Data extracted from a collection
-.-.-

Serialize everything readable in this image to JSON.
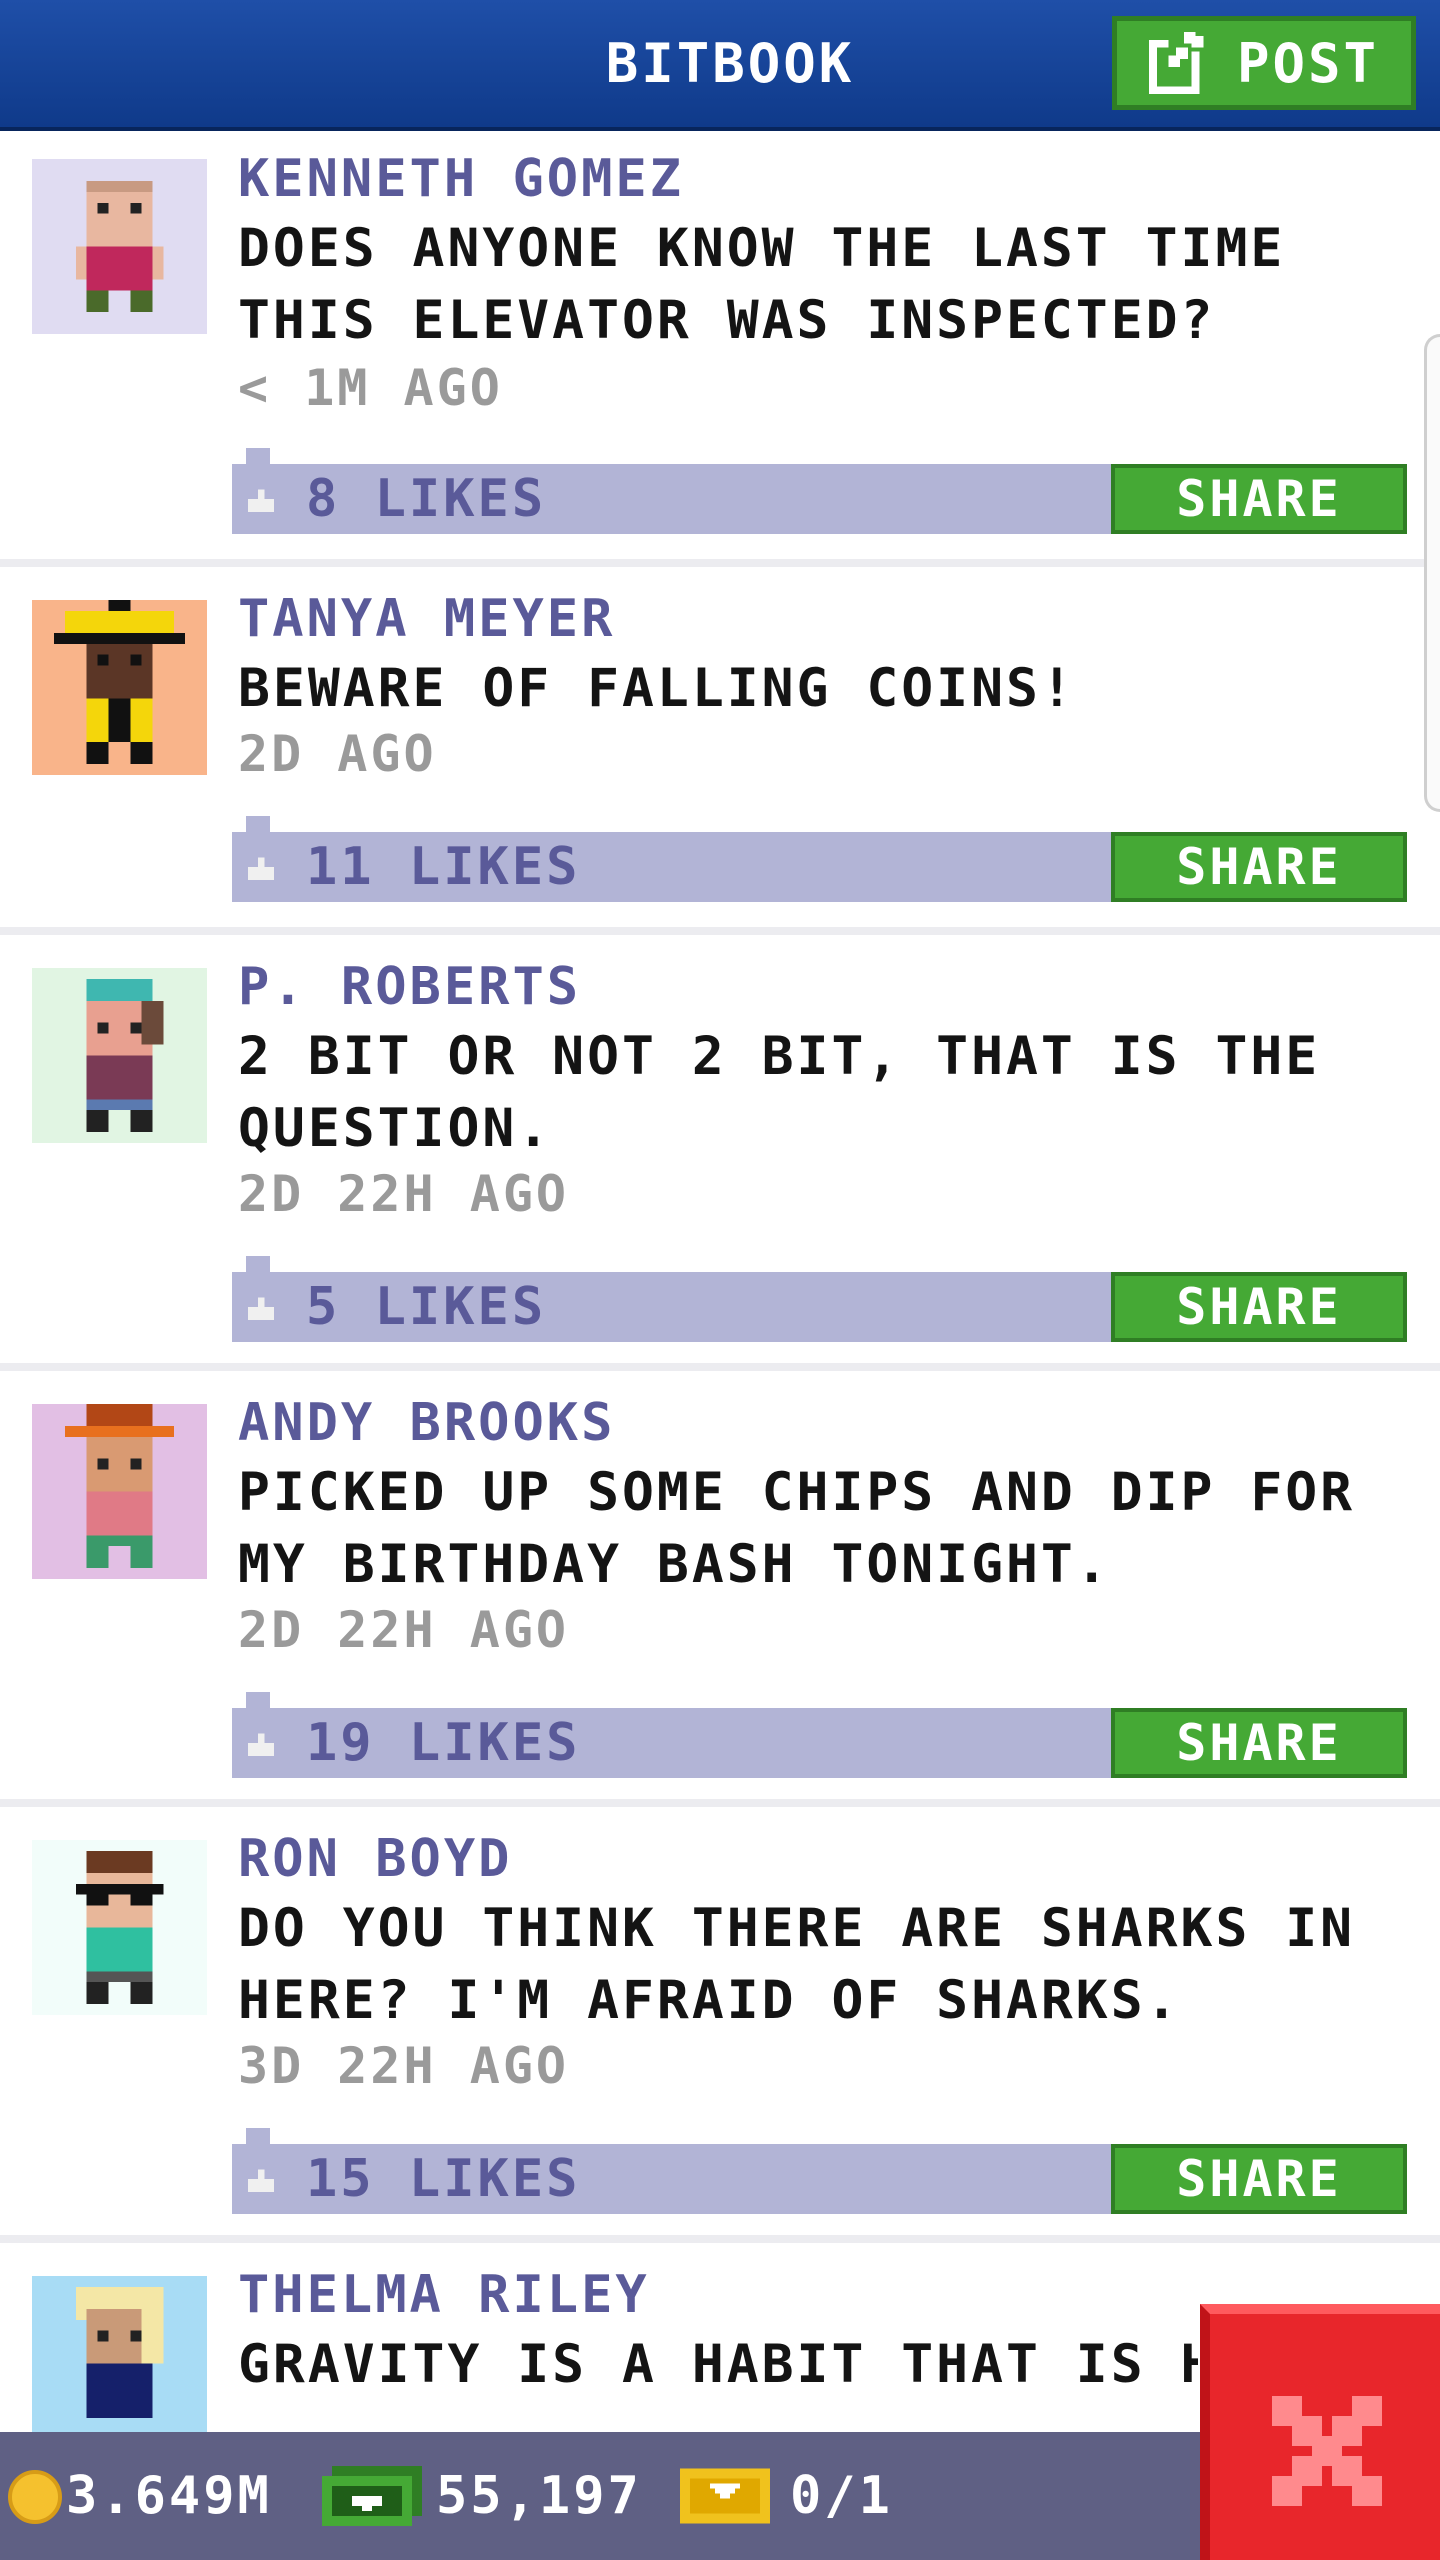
{
  "header": {
    "title": "BITBOOK",
    "post_label": "POST"
  },
  "posts": [
    {
      "name": "KENNETH GOMEZ",
      "text": "DOES ANYONE KNOW THE LAST TIME\nTHIS ELEVATOR WAS INSPECTED?",
      "time": "< 1M AGO",
      "likes": "8 LIKES",
      "share": "SHARE",
      "avatar_bg": "#e0dcf2"
    },
    {
      "name": "TANYA MEYER",
      "text": "BEWARE OF FALLING COINS!",
      "time": "2D AGO",
      "likes": "11 LIKES",
      "share": "SHARE",
      "avatar_bg": "#f9b48a"
    },
    {
      "name": "P. ROBERTS",
      "text": "2 BIT OR NOT 2 BIT, THAT IS THE\nQUESTION.",
      "time": "2D 22H AGO",
      "likes": "5 LIKES",
      "share": "SHARE",
      "avatar_bg": "#e1f5e3"
    },
    {
      "name": "ANDY BROOKS",
      "text": "PICKED UP SOME CHIPS AND DIP FOR\nMY BIRTHDAY BASH TONIGHT.",
      "time": "2D 22H AGO",
      "likes": "19 LIKES",
      "share": "SHARE",
      "avatar_bg": "#e2bfe4"
    },
    {
      "name": "RON BOYD",
      "text": "DO YOU THINK THERE ARE SHARKS IN\nHERE? I'M AFRAID OF SHARKS.",
      "time": "3D 22H AGO",
      "likes": "15 LIKES",
      "share": "SHARE",
      "avatar_bg": "#f2fdfa"
    },
    {
      "name": "THELMA RILEY",
      "text": "GRAVITY IS A HABIT THAT IS HAI",
      "avatar_bg": "#a8dcf5"
    }
  ],
  "footer": {
    "coins": "3.649M",
    "bux": "55,197",
    "tickets": "0/1"
  },
  "icons": {
    "post": "edit-icon",
    "like": "thumbs-up-icon",
    "coin": "coin-icon",
    "bux": "bux-icon",
    "ticket": "ticket-icon",
    "close": "close-icon"
  },
  "colors": {
    "header": "#1f4fa8",
    "green_button": "#45a935",
    "like_bar": "#b2b4d6",
    "name_text": "#5a5a99",
    "footer": "#5f6084",
    "close_button": "#e8262b"
  }
}
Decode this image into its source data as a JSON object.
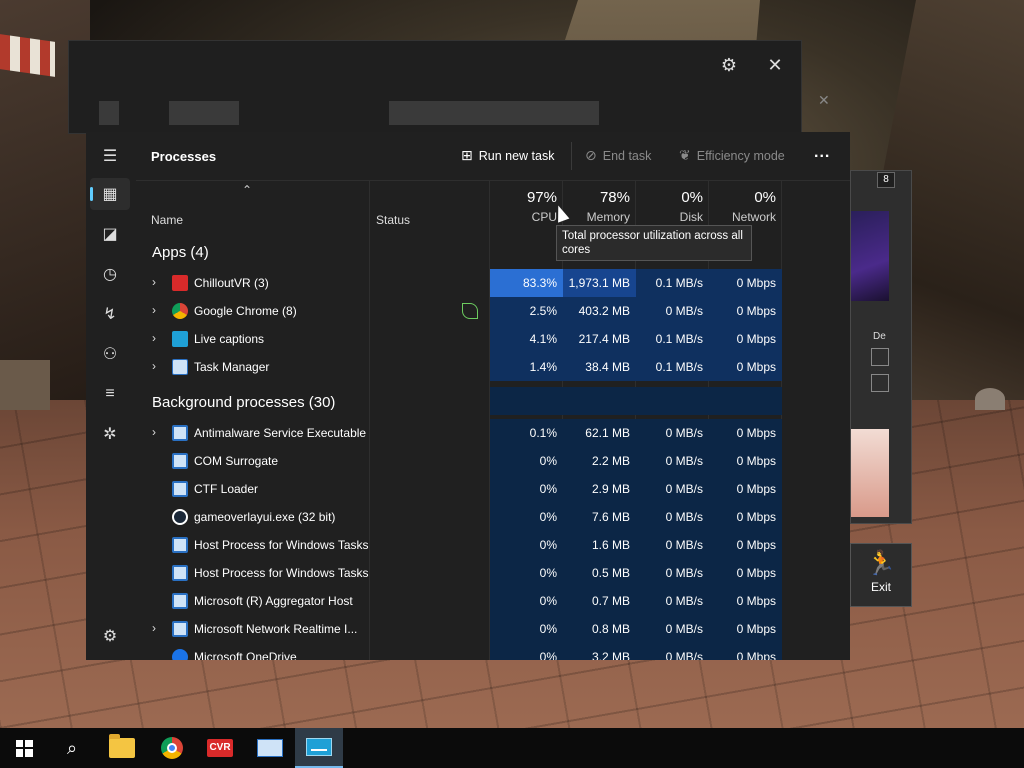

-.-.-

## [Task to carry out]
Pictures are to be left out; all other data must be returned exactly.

## [Written answer]
Serialize everything readable in this image to JSON.
{
  "header": {
    "title": "BITBOOK",
    "post_label": "POST"
  },
  "posts": [
    {
      "name": "KENNETH GOMEZ",
      "text": "DOES ANYONE KNOW THE LAST TIME\nTHIS ELEVATOR WAS INSPECTED?",
      "time": "< 1M AGO",
      "likes": "8 LIKES",
      "share": "SHARE",
      "avatar_bg": "#e0dcf2"
    },
    {
      "name": "TANYA MEYER",
      "text": "BEWARE OF FALLING COINS!",
      "time": "2D AGO",
      "likes": "11 LIKES",
      "share": "SHARE",
      "avatar_bg": "#f9b48a"
    },
    {
      "name": "P. ROBERTS",
      "text": "2 BIT OR NOT 2 BIT, THAT IS THE\nQUESTION.",
      "time": "2D 22H AGO",
      "likes": "5 LIKES",
      "share": "SHARE",
      "avatar_bg": "#e1f5e3"
    },
    {
      "name": "ANDY BROOKS",
      "text": "PICKED UP SOME CHIPS AND DIP FOR\nMY BIRTHDAY BASH TONIGHT.",
      "time": "2D 22H AGO",
      "likes": "19 LIKES",
      "share": "SHARE",
      "avatar_bg": "#e2bfe4"
    },
    {
      "name": "RON BOYD",
      "text": "DO YOU THINK THERE ARE SHARKS IN\nHERE? I'M AFRAID OF SHARKS.",
      "time": "3D 22H AGO",
      "likes": "15 LIKES",
      "share": "SHARE",
      "avatar_bg": "#f2fdfa"
    },
    {
      "name": "THELMA RILEY",
      "text": "GRAVITY IS A HABIT THAT IS HAI",
      "avatar_bg": "#a8dcf5"
    }
  ],
  "footer": {
    "coins": "3.649M",
    "bux": "55,197",
    "tickets": "0/1"
  },
  "icons": {
    "post": "edit-icon",
    "like": "thumbs-up-icon",
    "coin": "coin-icon",
    "bux": "bux-icon",
    "ticket": "ticket-icon",
    "close": "close-icon"
  },
  "colors": {
    "header": "#1f4fa8",
    "green_button": "#45a935",
    "like_bar": "#b2b4d6",
    "name_text": "#5a5a99",
    "footer": "#5f6084",
    "close_button": "#e8262b"
  }
}
Decode this image into its source data as a JSON object.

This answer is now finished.